A building on the campus of one of NYC’s most talked-about new developments with over 750,000 sq. ft of mixed-use commercial/industrial space.
Great Forest’s waste audit and assessment identified key problems that kept the building’s waste and recycling programs from working efficiently. The investigation also uncovered opportunities for reducing the building’s waste removal costs by 75%, while increasing the building’s diversion ratio by 30%, and bringing its overall recycling rate to over 50%.
The development was interested in pursuing Zero Waste but suspected that its current waste and recycling program was not working as well as it should. The building’s diversion ratio was only 25.7%. They wanted to identify the problem, and implement best waste management practices.
Over the course of four days, Great Forest conducted a comprehensive waste audit and analysis that included a building walk-through of all areas, including loading docks and corridors.
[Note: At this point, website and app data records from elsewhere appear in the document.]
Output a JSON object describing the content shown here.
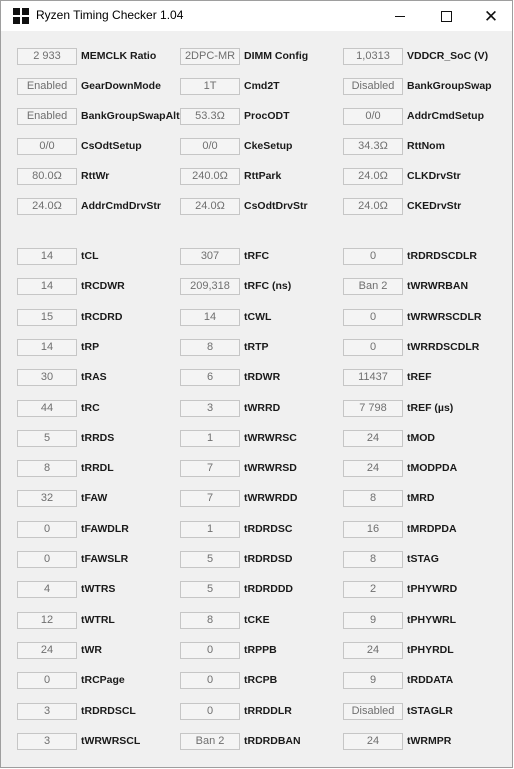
{
  "window": {
    "title": "Ryzen Timing Checker 1.04",
    "icon": "windows-logo-icon",
    "controls": [
      "minimize-icon",
      "maximize-icon",
      "close-icon"
    ]
  },
  "config_rows": [
    [
      {
        "value": "2 933",
        "label": "MEMCLK Ratio"
      },
      {
        "value": "2DPC-MR",
        "label": "DIMM Config"
      },
      {
        "value": "1,0313",
        "label": "VDDCR_SoC (V)"
      }
    ],
    [
      {
        "value": "Enabled",
        "label": "GearDownMode"
      },
      {
        "value": "1T",
        "label": "Cmd2T"
      },
      {
        "value": "Disabled",
        "label": "BankGroupSwap"
      }
    ],
    [
      {
        "value": "Enabled",
        "label": "BankGroupSwapAlt"
      },
      {
        "value": "53.3Ω",
        "label": "ProcODT"
      },
      {
        "value": "0/0",
        "label": "AddrCmdSetup"
      }
    ],
    [
      {
        "value": "0/0",
        "label": "CsOdtSetup"
      },
      {
        "value": "0/0",
        "label": "CkeSetup"
      },
      {
        "value": "34.3Ω",
        "label": "RttNom"
      }
    ],
    [
      {
        "value": "80.0Ω",
        "label": "RttWr"
      },
      {
        "value": "240.0Ω",
        "label": "RttPark"
      },
      {
        "value": "24.0Ω",
        "label": "CLKDrvStr"
      }
    ],
    [
      {
        "value": "24.0Ω",
        "label": "AddrCmdDrvStr"
      },
      {
        "value": "24.0Ω",
        "label": "CsOdtDrvStr"
      },
      {
        "value": "24.0Ω",
        "label": "CKEDrvStr"
      }
    ]
  ],
  "timing_rows": [
    [
      {
        "value": "14",
        "label": "tCL"
      },
      {
        "value": "307",
        "label": "tRFC"
      },
      {
        "value": "0",
        "label": "tRDRDSCDLR"
      }
    ],
    [
      {
        "value": "14",
        "label": "tRCDWR"
      },
      {
        "value": "209,318",
        "label": "tRFC (ns)"
      },
      {
        "value": "Ban 2",
        "label": "tWRWRBAN"
      }
    ],
    [
      {
        "value": "15",
        "label": "tRCDRD"
      },
      {
        "value": "14",
        "label": "tCWL"
      },
      {
        "value": "0",
        "label": "tWRWRSCDLR"
      }
    ],
    [
      {
        "value": "14",
        "label": "tRP"
      },
      {
        "value": "8",
        "label": "tRTP"
      },
      {
        "value": "0",
        "label": "tWRRDSCDLR"
      }
    ],
    [
      {
        "value": "30",
        "label": "tRAS"
      },
      {
        "value": "6",
        "label": "tRDWR"
      },
      {
        "value": "11437",
        "label": "tREF"
      }
    ],
    [
      {
        "value": "44",
        "label": "tRC"
      },
      {
        "value": "3",
        "label": "tWRRD"
      },
      {
        "value": "7 798",
        "label": "tREF (µs)"
      }
    ],
    [
      {
        "value": "5",
        "label": "tRRDS"
      },
      {
        "value": "1",
        "label": "tWRWRSC"
      },
      {
        "value": "24",
        "label": "tMOD"
      }
    ],
    [
      {
        "value": "8",
        "label": "tRRDL"
      },
      {
        "value": "7",
        "label": "tWRWRSD"
      },
      {
        "value": "24",
        "label": "tMODPDA"
      }
    ],
    [
      {
        "value": "32",
        "label": "tFAW"
      },
      {
        "value": "7",
        "label": "tWRWRDD"
      },
      {
        "value": "8",
        "label": "tMRD"
      }
    ],
    [
      {
        "value": "0",
        "label": "tFAWDLR"
      },
      {
        "value": "1",
        "label": "tRDRDSC"
      },
      {
        "value": "16",
        "label": "tMRDPDA"
      }
    ],
    [
      {
        "value": "0",
        "label": "tFAWSLR"
      },
      {
        "value": "5",
        "label": "tRDRDSD"
      },
      {
        "value": "8",
        "label": "tSTAG"
      }
    ],
    [
      {
        "value": "4",
        "label": "tWTRS"
      },
      {
        "value": "5",
        "label": "tRDRDDD"
      },
      {
        "value": "2",
        "label": "tPHYWRD"
      }
    ],
    [
      {
        "value": "12",
        "label": "tWTRL"
      },
      {
        "value": "8",
        "label": "tCKE"
      },
      {
        "value": "9",
        "label": "tPHYWRL"
      }
    ],
    [
      {
        "value": "24",
        "label": "tWR"
      },
      {
        "value": "0",
        "label": "tRPPB"
      },
      {
        "value": "24",
        "label": "tPHYRDL"
      }
    ],
    [
      {
        "value": "0",
        "label": "tRCPage"
      },
      {
        "value": "0",
        "label": "tRCPB"
      },
      {
        "value": "9",
        "label": "tRDDATA"
      }
    ],
    [
      {
        "value": "3",
        "label": "tRDRDSCL"
      },
      {
        "value": "0",
        "label": "tRRDDLR"
      },
      {
        "value": "Disabled",
        "label": "tSTAGLR"
      }
    ],
    [
      {
        "value": "3",
        "label": "tWRWRSCL"
      },
      {
        "value": "Ban 2",
        "label": "tRDRDBAN"
      },
      {
        "value": "24",
        "label": "tWRMPR"
      }
    ]
  ]
}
The waste audit revealed a significant amount of recyclables in the waste streams. 23.3% of what was thrown in the trash turned out to be recyclable plastic wrap, followed closely by recyclable cardboard.
We found that one of the reasons for this was a low rate of tenant compliance. We noted loose, recyclable materials piled up in various locations, and spotted e-waste and universal waste left in corridors.
There were also no waste and recycling program signs or instructions, and bins were not labeled. As a result, the building was not in compliances with several state and local laws.
Our recommendations addressed all the problems. They included plans to:
- install a baling machine to capture the large amounts of plastic wrap and cardboard/paper;
- develop a program to effectively collect and store e-waste and universal waste;
- distribute waste management guides to all tenants clarifying tenant obligations under the new waste management program;
- implement a specific daily time frame during which tenants can dispose of certain waste materials in the presence of the dock master.
In addition, we even found a vendor to remove wood pallets for free!
When adopted, our recommendations are expected to cut the client’s waste removal costs by as much as 75%.
Our recommendations would also increase the building’s diversion ratio by 30% without any reduction in waste generation, but simply by improving recycling awareness and compliance by tenants in conjunction with the optimization of onsite waste capturing equipment. This would bring the building’s overall diversion rate to over 50% making its long-term goal of zero waste accreditation significantly more achievable
Questions, contact email@example.com